The problem ->
For the records below, print every one exactly, with nothing dropped.

Material supplied ->
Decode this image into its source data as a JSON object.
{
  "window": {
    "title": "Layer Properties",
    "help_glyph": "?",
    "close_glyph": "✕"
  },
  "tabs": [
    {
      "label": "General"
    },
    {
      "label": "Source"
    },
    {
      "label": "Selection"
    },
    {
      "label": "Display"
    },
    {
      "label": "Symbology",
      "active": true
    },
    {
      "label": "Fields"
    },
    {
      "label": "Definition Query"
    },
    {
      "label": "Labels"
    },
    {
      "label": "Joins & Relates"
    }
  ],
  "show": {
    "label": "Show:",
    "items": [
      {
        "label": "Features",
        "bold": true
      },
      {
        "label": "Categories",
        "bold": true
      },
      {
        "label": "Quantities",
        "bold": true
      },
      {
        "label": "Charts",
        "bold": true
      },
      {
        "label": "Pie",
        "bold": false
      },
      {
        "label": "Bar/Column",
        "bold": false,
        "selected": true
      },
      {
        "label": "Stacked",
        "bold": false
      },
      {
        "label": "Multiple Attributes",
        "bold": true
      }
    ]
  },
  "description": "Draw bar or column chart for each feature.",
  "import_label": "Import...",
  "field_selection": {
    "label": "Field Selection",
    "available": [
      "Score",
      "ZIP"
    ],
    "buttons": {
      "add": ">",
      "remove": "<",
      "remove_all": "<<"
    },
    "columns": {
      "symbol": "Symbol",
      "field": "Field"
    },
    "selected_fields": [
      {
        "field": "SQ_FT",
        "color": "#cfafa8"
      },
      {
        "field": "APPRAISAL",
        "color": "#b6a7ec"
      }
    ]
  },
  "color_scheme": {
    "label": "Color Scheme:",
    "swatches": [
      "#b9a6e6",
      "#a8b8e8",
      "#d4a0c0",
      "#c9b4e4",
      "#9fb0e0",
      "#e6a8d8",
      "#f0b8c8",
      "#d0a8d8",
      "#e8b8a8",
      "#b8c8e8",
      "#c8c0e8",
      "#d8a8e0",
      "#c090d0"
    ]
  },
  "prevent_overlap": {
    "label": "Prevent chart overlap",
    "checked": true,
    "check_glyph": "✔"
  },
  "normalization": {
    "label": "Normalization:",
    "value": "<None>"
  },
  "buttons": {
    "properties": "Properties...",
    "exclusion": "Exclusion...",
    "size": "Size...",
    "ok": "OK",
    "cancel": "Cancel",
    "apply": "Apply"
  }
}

Answer box ->
Decode this image into its source data as a JSON object.
{
  "window": {
    "title": "Layer Properties",
    "help_glyph": "?",
    "close_glyph": "✕"
  },
  "tabs": [
    {
      "label": "General"
    },
    {
      "label": "Source"
    },
    {
      "label": "Selection"
    },
    {
      "label": "Display"
    },
    {
      "label": "Symbology",
      "active": true
    },
    {
      "label": "Fields"
    },
    {
      "label": "Definition Query"
    },
    {
      "label": "Labels"
    },
    {
      "label": "Joins & Relates"
    }
  ],
  "show": {
    "label": "Show:",
    "items": [
      {
        "label": "Features",
        "bold": true
      },
      {
        "label": "Categories",
        "bold": true
      },
      {
        "label": "Quantities",
        "bold": true
      },
      {
        "label": "Charts",
        "bold": true
      },
      {
        "label": "Pie",
        "bold": false
      },
      {
        "label": "Bar/Column",
        "bold": false,
        "selected": true
      },
      {
        "label": "Stacked",
        "bold": false
      },
      {
        "label": "Multiple Attributes",
        "bold": true
      }
    ]
  },
  "description": "Draw bar or column chart for each feature.",
  "import_label": "Import...",
  "field_selection": {
    "label": "Field Selection",
    "available": [
      "Score",
      "ZIP"
    ],
    "buttons": {
      "add": ">",
      "remove": "<",
      "remove_all": "<<"
    },
    "columns": {
      "symbol": "Symbol",
      "field": "Field"
    },
    "selected_fields": [
      {
        "field": "SQ_FT",
        "color": "#cfafa8"
      },
      {
        "field": "APPRAISAL",
        "color": "#b6a7ec"
      }
    ]
  },
  "color_scheme": {
    "label": "Color Scheme:",
    "swatches": [
      "#b9a6e6",
      "#a8b8e8",
      "#d4a0c0",
      "#c9b4e4",
      "#9fb0e0",
      "#e6a8d8",
      "#f0b8c8",
      "#d0a8d8",
      "#e8b8a8",
      "#b8c8e8",
      "#c8c0e8",
      "#d8a8e0",
      "#c090d0"
    ]
  },
  "prevent_overlap": {
    "label": "Prevent chart overlap",
    "checked": true,
    "check_glyph": "✔"
  },
  "normalization": {
    "label": "Normalization:",
    "value": "<None>"
  },
  "buttons": {
    "properties": "Properties...",
    "exclusion": "Exclusion...",
    "size": "Size...",
    "ok": "OK",
    "cancel": "Cancel",
    "apply": "Apply"
  }
}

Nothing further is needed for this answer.